Beverly Scow, Oneida, Kwickseutaineuk Ah-kwa-mish First Nation, of the Kwakwakawak Peoples, is the Assistant Director of the Wise Women Gathering Place (WWGP), a non-profit organization that offers  “Native American culturally-specific services” to those affected by violence, specifically sexual violence; She is considered one of the founding members of the organization. Having ​​lived on the Oneida Nation Reservation in Wisconsin since 1991, Scow began her work offering help to the community as the Administrative Assistant for the Tsyunhekwa Oneida Tribe of Wisconsin and as an apprentice midwife. At WWGP, Scow practices the Technology of Participation (ToP) Facilitation Method to support groups of historically marginalized and abused individuals through “focused conversations, consensus workshops, action planning, strategic planning, conflict resolution, and virtual facilitation.” Beverly is a Certified ToP Facilitator and a Mentor ToP Trainer and has an Honorary Degree from the Native Indian Teaching Education Program (NITEP) at the University of British Columbia. 

Jennifer Webster is a member of the Oneida Nation and a member of its Council. She has also served as the Oneida Nation’s health liaison and participated with the Indian Health Service, the Wisconsin Department of Health Services, the U.S. Department of Health and Human Services, and the Centers for Medicare and Medicaid Services. She was also an alternative representing the Bemidji Area on the Indian Health Care Improvement Fund Workgroup. 

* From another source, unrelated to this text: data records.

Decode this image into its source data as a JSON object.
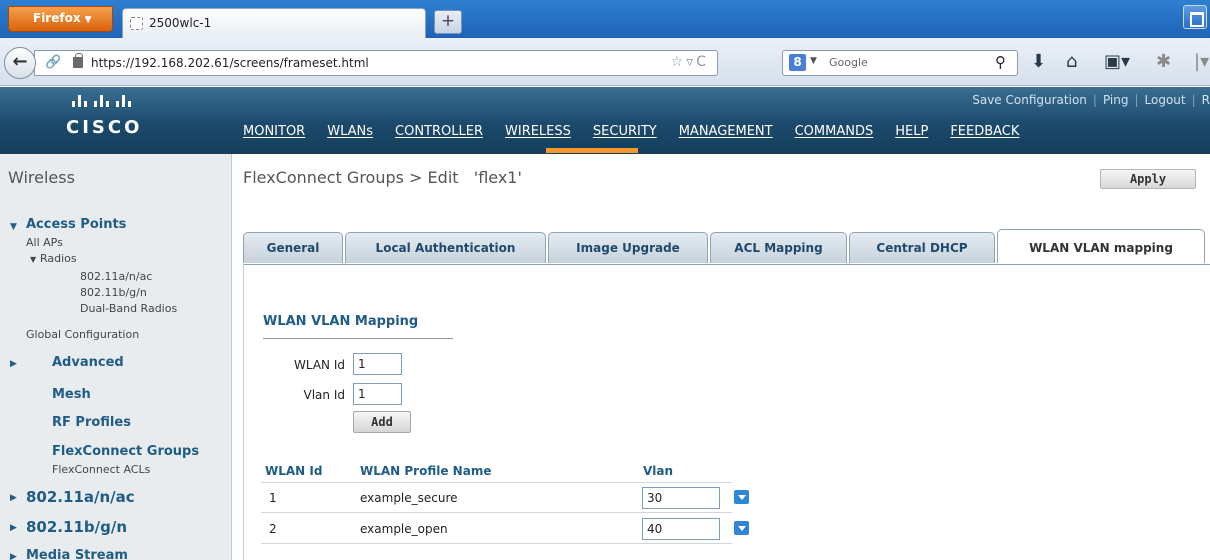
{
  "browser": {
    "menu_button_label": "Firefox",
    "tab_title": "2500wlc-1",
    "new_tab_label": "+",
    "url": "https://192.168.202.61/screens/frameset.html",
    "search_engine": "Google"
  },
  "header": {
    "brand": "CISCO",
    "links": [
      "Save Configuration",
      "Ping",
      "Logout",
      "R"
    ],
    "menu": [
      "MONITOR",
      "WLANs",
      "CONTROLLER",
      "WIRELESS",
      "SECURITY",
      "MANAGEMENT",
      "COMMANDS",
      "HELP",
      "FEEDBACK"
    ],
    "active_menu": "WIRELESS",
    "accent_color": "#f49a2c"
  },
  "sidebar": {
    "title": "Wireless",
    "access_points": "Access Points",
    "all_aps": "All APs",
    "radios": "Radios",
    "radio_items": [
      "802.11a/n/ac",
      "802.11b/g/n",
      "Dual-Band Radios"
    ],
    "global_configuration": "Global Configuration",
    "advanced": "Advanced",
    "mesh": "Mesh",
    "rf_profiles": "RF Profiles",
    "flexconnect_groups": "FlexConnect Groups",
    "flexconnect_acls": "FlexConnect ACLs",
    "band_a": "802.11a/n/ac",
    "band_b": "802.11b/g/n",
    "media_stream": "Media Stream"
  },
  "content": {
    "breadcrumb": "FlexConnect Groups > Edit   'flex1'",
    "apply_label": "Apply",
    "tabs": [
      "General",
      "Local Authentication",
      "Image Upgrade",
      "ACL Mapping",
      "Central DHCP",
      "WLAN VLAN mapping"
    ],
    "active_tab": "WLAN VLAN mapping",
    "section_title": "WLAN VLAN Mapping",
    "wlan_id_label": "WLAN Id",
    "wlan_id_value": "1",
    "vlan_id_label": "Vlan Id",
    "vlan_id_value": "1",
    "add_label": "Add",
    "table": {
      "columns": [
        "WLAN Id",
        "WLAN Profile Name",
        "Vlan"
      ],
      "rows": [
        {
          "wlan_id": "1",
          "profile": "example_secure",
          "vlan": "30"
        },
        {
          "wlan_id": "2",
          "profile": "example_open",
          "vlan": "40"
        }
      ]
    }
  }
}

Isaiah Funmaker serves as supervisor of the 11th district on the Jackson County Board. He also works as a lands specialist at Ho-Chunk Nation and puts out fires as a firefighter at BIA Forestry & Wildland Fire Management – Great Lakes Agency. Funmaker lives in Black River Falls, WI with his family. He was a panelist at the first-ever Men’s Leadership Summit, hosted in April 2021 by Madison365.

Part 2 coming tomorrow!